    Data plane throughput is a critical aspect of plug-in perfor-mance, as the probe can examine packets for more than 3,000 protocols and extract any of 4,500 different application metadata elements. The core technology for the NFV Probe is the Qosmos ixEngine,* a deep packet inspection (DPI) engine that can provide real-time, detailed IP traffic classification and metadata extraction. Qosmos ixEngine is used for a range of monitoring applications and also for security applications.

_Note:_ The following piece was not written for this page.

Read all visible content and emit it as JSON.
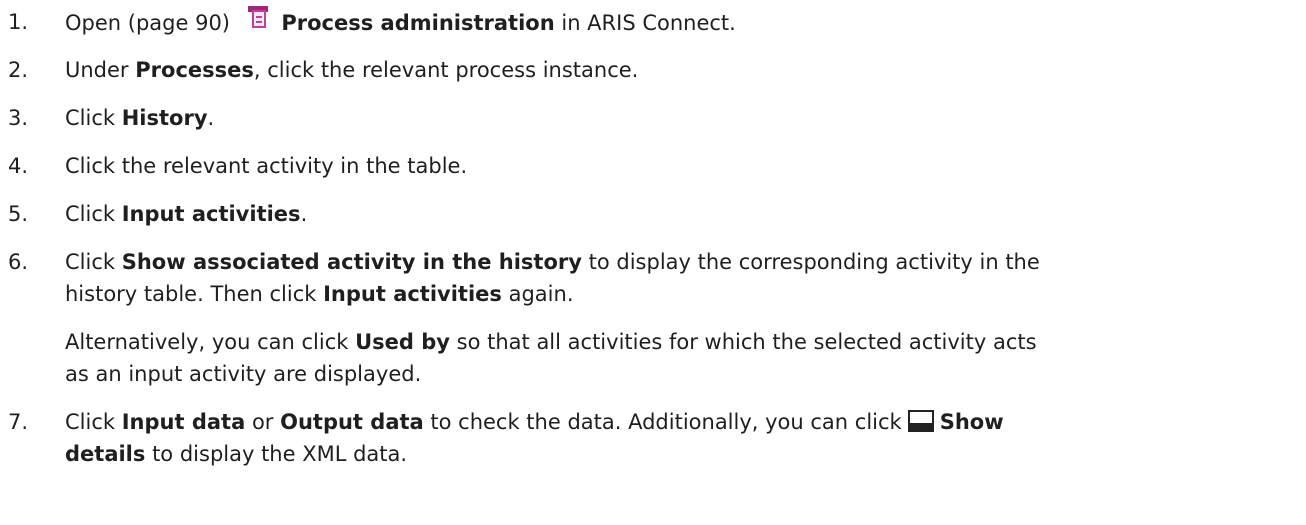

    The advantage of utilizing DPI is that the deep understanding that comes from this packet analysis can help to correlate networking issues with potential problems from other resources. This helps network admins troubleshoot a problem to the right source, which could be the network, the VM, the container, the VNF, or any number of other elements. The DPI performance of ixEngine is fully leveraged when connecting to a vSwitch based on vector packet processing (VPP) technology, an open source packet processing technology originally developed by Cisco Systems.* VPP builds on Data Plane Development Kit (DPDK) poll mode drivers.

    Another component of the NFV Probe is the Traffic Matrix, which collects the metadata from every captured packet and logs the metrics into a structured data model in a time series database. From this, data visualization tools can be used to obtain a picture of trends and performance problems. The Traffic Matrix stores data from both virtual and physical switches, providing visibility and correlation capabilities across the entire infrastructure.

    The Traffic Matrix, by its nature, facilitates data processing such as correlation, aggregation, and filtering for root-cause analysis and troubleshooting. This matrix provides continuous visibility to the existing OSS/BSS systems of both the virtual and physical network elements, and it alleviates the need for manual log collection and aggregation.

    Programmable GranularityThe NFV Probe is designed to collect data for trend analysis, capacity planning, and troubleshooting service issues in real time. The NFV Probe features programmable packet capture granularity for each of these functions. Under normal operation, a network manager can collect a low-granularity subset of the data passing through the vSwitch. This provides

    a large enough data sample to track overall performance or provide insight for NFVI capacity planning.

    But the network manager can also set a high-granularity collection mode for mission critical resources and services, or on a service that is experiencing difficulties. Once selected, the probe will collect every packet from all relevant data flows and provide complete metadata for the packets related to that service. This expansive data access gives network administrators the ability to drill down into the data packets to troubleshoot specific service errors. The data can also be sent to offline tools that can provide even more analysis in the event that more structural changes are needed to fix the issue.

    Intel CPUs Enable Granular ProbesThe use of DPI means the NFV Probe requires high-performance hardware